> Task statement
Each record below is to be reproduced without any change.

> The data
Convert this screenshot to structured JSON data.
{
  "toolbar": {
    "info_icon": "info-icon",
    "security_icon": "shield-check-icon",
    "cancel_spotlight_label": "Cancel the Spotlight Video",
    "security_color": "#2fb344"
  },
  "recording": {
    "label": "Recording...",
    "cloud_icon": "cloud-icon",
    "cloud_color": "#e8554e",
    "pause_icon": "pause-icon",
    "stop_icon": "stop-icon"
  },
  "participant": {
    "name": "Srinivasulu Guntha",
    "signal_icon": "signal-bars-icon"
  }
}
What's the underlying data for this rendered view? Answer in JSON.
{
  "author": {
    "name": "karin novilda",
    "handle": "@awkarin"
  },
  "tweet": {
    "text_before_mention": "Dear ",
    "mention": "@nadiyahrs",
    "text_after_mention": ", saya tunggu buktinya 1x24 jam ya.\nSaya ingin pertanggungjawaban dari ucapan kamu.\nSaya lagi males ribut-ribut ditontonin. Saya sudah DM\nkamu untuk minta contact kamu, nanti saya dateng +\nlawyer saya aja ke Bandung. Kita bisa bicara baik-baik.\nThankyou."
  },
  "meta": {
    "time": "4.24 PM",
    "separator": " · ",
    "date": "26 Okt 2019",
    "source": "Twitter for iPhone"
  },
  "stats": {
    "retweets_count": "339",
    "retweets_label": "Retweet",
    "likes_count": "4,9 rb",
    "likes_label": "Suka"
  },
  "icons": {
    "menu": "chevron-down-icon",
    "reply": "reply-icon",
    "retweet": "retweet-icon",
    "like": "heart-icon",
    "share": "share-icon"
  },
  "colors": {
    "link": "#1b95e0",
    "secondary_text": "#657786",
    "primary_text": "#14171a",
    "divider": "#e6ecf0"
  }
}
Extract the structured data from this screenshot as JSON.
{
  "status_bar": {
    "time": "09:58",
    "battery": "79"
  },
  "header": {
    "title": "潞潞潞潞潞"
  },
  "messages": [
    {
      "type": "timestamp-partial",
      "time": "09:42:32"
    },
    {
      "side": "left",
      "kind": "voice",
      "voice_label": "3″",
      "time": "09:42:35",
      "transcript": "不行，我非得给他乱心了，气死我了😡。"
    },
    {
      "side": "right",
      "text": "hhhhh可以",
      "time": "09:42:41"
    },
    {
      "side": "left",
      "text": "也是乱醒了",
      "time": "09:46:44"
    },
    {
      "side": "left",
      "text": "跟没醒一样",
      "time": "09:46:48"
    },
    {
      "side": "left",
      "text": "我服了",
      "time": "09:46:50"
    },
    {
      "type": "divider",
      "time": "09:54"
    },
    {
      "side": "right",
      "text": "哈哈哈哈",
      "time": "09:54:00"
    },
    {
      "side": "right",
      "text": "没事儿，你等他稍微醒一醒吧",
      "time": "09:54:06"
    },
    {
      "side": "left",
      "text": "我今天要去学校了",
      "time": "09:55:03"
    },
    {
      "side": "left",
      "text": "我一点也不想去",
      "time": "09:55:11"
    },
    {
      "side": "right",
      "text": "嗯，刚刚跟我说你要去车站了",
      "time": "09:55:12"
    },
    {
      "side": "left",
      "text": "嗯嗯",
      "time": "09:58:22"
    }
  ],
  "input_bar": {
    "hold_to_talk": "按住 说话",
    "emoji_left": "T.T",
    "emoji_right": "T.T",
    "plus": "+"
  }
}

> Written answer
Convert this screenshot to structured JSON data.
{
  "toolbar": {
    "info_icon": "info-icon",
    "security_icon": "shield-check-icon",
    "cancel_spotlight_label": "Cancel the Spotlight Video",
    "security_color": "#2fb344"
  },
  "recording": {
    "label": "Recording...",
    "cloud_icon": "cloud-icon",
    "cloud_color": "#e8554e",
    "pause_icon": "pause-icon",
    "stop_icon": "stop-icon"
  },
  "participant": {
    "name": "Srinivasulu Guntha",
    "signal_icon": "signal-bars-icon"
  }
}
What's the underlying data for this rendered view? Answer in JSON.
{
  "author": {
    "name": "karin novilda",
    "handle": "@awkarin"
  },
  "tweet": {
    "text_before_mention": "Dear ",
    "mention": "@nadiyahrs",
    "text_after_mention": ", saya tunggu buktinya 1x24 jam ya.\nSaya ingin pertanggungjawaban dari ucapan kamu.\nSaya lagi males ribut-ribut ditontonin. Saya sudah DM\nkamu untuk minta contact kamu, nanti saya dateng +\nlawyer saya aja ke Bandung. Kita bisa bicara baik-baik.\nThankyou."
  },
  "meta": {
    "time": "4.24 PM",
    "separator": " · ",
    "date": "26 Okt 2019",
    "source": "Twitter for iPhone"
  },
  "stats": {
    "retweets_count": "339",
    "retweets_label": "Retweet",
    "likes_count": "4,9 rb",
    "likes_label": "Suka"
  },
  "icons": {
    "menu": "chevron-down-icon",
    "reply": "reply-icon",
    "retweet": "retweet-icon",
    "like": "heart-icon",
    "share": "share-icon"
  },
  "colors": {
    "link": "#1b95e0",
    "secondary_text": "#657786",
    "primary_text": "#14171a",
    "divider": "#e6ecf0"
  }
}
Extract the structured data from this screenshot as JSON.
{
  "status_bar": {
    "time": "09:58",
    "battery": "79"
  },
  "header": {
    "title": "潞潞潞潞潞"
  },
  "messages": [
    {
      "type": "timestamp-partial",
      "time": "09:42:32"
    },
    {
      "side": "left",
      "kind": "voice",
      "voice_label": "3″",
      "time": "09:42:35",
      "transcript": "不行，我非得给他乱心了，气死我了😡。"
    },
    {
      "side": "right",
      "text": "hhhhh可以",
      "time": "09:42:41"
    },
    {
      "side": "left",
      "text": "也是乱醒了",
      "time": "09:46:44"
    },
    {
      "side": "left",
      "text": "跟没醒一样",
      "time": "09:46:48"
    },
    {
      "side": "left",
      "text": "我服了",
      "time": "09:46:50"
    },
    {
      "type": "divider",
      "time": "09:54"
    },
    {
      "side": "right",
      "text": "哈哈哈哈",
      "time": "09:54:00"
    },
    {
      "side": "right",
      "text": "没事儿，你等他稍微醒一醒吧",
      "time": "09:54:06"
    },
    {
      "side": "left",
      "text": "我今天要去学校了",
      "time": "09:55:03"
    },
    {
      "side": "left",
      "text": "我一点也不想去",
      "time": "09:55:11"
    },
    {
      "side": "right",
      "text": "嗯，刚刚跟我说你要去车站了",
      "time": "09:55:12"
    },
    {
      "side": "left",
      "text": "嗯嗯",
      "time": "09:58:22"
    }
  ],
  "input_bar": {
    "hold_to_talk": "按住 说话",
    "emoji_left": "T.T",
    "emoji_right": "T.T",
    "plus": "+"
  }
}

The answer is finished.